··· INFORMATION PROVIDED ···
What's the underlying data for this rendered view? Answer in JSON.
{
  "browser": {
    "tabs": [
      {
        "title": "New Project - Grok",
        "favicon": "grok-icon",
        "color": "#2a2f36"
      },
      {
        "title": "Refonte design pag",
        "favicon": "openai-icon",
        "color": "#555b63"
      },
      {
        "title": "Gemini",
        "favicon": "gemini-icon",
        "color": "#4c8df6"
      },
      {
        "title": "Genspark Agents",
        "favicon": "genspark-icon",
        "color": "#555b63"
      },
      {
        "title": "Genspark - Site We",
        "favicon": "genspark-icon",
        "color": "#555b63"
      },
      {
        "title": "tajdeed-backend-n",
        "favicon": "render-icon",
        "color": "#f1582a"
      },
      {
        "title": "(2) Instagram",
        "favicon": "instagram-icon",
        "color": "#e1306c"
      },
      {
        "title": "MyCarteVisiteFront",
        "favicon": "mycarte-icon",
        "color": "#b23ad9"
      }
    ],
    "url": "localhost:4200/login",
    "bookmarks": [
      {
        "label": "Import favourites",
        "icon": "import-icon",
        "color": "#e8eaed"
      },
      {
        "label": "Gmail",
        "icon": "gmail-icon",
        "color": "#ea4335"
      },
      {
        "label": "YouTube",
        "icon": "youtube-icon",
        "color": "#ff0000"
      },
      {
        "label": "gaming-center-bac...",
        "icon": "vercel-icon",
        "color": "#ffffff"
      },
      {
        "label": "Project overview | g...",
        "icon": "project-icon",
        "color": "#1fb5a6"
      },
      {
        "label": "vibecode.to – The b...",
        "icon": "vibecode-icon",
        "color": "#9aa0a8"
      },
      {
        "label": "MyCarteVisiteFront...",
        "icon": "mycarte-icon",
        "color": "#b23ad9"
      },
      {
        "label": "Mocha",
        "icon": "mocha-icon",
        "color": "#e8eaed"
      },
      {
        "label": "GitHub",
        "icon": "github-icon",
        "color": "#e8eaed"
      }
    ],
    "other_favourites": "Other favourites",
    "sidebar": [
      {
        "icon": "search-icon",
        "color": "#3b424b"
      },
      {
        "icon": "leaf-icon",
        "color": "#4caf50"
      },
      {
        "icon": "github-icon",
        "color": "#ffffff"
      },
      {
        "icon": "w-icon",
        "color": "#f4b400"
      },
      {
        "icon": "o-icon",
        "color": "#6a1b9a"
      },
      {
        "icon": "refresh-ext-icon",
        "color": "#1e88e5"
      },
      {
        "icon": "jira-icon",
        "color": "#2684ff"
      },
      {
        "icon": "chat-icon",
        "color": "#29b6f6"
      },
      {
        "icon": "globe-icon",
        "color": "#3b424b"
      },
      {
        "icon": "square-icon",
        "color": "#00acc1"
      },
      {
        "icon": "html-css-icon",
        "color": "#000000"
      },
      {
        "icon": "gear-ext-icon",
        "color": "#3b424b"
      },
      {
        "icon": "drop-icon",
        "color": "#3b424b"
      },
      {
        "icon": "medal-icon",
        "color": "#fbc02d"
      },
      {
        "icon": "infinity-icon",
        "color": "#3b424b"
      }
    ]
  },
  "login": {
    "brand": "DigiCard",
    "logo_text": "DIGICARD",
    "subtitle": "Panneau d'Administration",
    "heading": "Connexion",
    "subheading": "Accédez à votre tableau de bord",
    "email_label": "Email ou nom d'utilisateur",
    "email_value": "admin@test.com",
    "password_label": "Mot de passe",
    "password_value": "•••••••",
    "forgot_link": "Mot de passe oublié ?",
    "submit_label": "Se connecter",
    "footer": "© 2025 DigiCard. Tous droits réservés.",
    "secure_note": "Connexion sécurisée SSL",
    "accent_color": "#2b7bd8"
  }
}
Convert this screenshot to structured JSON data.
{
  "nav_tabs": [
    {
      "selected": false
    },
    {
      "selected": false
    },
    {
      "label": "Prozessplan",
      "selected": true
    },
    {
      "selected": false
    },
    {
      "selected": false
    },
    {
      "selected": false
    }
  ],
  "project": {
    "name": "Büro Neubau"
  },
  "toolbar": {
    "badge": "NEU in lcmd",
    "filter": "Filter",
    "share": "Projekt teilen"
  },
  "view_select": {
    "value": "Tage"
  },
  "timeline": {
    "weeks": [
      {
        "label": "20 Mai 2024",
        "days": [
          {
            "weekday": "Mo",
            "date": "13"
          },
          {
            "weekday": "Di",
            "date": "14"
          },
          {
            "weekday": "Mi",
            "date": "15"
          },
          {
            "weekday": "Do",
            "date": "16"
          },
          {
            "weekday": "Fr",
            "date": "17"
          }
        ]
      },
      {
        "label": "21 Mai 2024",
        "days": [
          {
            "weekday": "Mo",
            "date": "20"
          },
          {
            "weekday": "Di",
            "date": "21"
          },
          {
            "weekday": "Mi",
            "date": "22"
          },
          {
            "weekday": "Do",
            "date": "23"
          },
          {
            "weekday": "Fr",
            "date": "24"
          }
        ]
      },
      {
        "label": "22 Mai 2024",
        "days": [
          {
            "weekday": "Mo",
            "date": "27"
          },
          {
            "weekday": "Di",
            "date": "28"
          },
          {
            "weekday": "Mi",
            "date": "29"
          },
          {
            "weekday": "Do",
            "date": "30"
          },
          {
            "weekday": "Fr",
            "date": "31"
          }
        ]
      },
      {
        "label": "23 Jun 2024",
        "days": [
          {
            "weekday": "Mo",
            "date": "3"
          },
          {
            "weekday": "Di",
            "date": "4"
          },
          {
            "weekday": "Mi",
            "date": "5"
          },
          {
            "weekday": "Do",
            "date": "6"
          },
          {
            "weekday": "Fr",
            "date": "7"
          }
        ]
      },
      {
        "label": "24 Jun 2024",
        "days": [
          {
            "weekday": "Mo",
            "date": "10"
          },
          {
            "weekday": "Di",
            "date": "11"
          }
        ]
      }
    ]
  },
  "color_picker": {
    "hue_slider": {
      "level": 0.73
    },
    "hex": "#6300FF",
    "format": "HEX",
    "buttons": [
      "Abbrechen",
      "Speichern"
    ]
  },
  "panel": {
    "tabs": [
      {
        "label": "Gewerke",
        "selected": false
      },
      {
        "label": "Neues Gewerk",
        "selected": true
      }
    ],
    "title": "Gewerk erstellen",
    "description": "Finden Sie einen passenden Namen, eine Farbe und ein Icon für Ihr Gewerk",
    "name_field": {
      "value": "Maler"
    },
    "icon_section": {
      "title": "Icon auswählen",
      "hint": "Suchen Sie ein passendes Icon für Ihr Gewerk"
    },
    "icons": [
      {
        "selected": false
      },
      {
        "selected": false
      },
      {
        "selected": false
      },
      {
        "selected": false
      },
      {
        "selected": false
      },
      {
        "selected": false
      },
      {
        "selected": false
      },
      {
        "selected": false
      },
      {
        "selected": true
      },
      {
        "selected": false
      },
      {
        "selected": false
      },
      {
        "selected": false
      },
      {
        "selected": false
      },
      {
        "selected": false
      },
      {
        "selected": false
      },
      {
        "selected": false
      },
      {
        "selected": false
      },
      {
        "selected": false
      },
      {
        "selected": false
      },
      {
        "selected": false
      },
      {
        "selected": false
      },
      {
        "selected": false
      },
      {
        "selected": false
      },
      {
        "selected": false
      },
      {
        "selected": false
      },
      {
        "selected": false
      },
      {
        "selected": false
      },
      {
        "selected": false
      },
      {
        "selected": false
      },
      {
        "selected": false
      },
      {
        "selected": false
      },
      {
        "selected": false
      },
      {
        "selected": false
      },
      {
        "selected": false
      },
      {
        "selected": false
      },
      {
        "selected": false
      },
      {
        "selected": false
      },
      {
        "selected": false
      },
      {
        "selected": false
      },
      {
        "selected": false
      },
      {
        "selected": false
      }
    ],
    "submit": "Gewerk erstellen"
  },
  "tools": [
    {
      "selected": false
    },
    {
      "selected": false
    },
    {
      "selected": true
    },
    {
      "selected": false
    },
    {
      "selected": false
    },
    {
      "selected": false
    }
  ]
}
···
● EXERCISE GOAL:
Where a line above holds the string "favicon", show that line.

● SOLUTION TO THIS TASK:
        "favicon": "grok-icon",
        "favicon": "openai-icon",
        "favicon": "gemini-icon",
        "favicon": "genspark-icon",
        "favicon": "genspark-icon",
        "favicon": "render-icon",
        "favicon": "instagram-icon",
        "favicon": "mycarte-icon",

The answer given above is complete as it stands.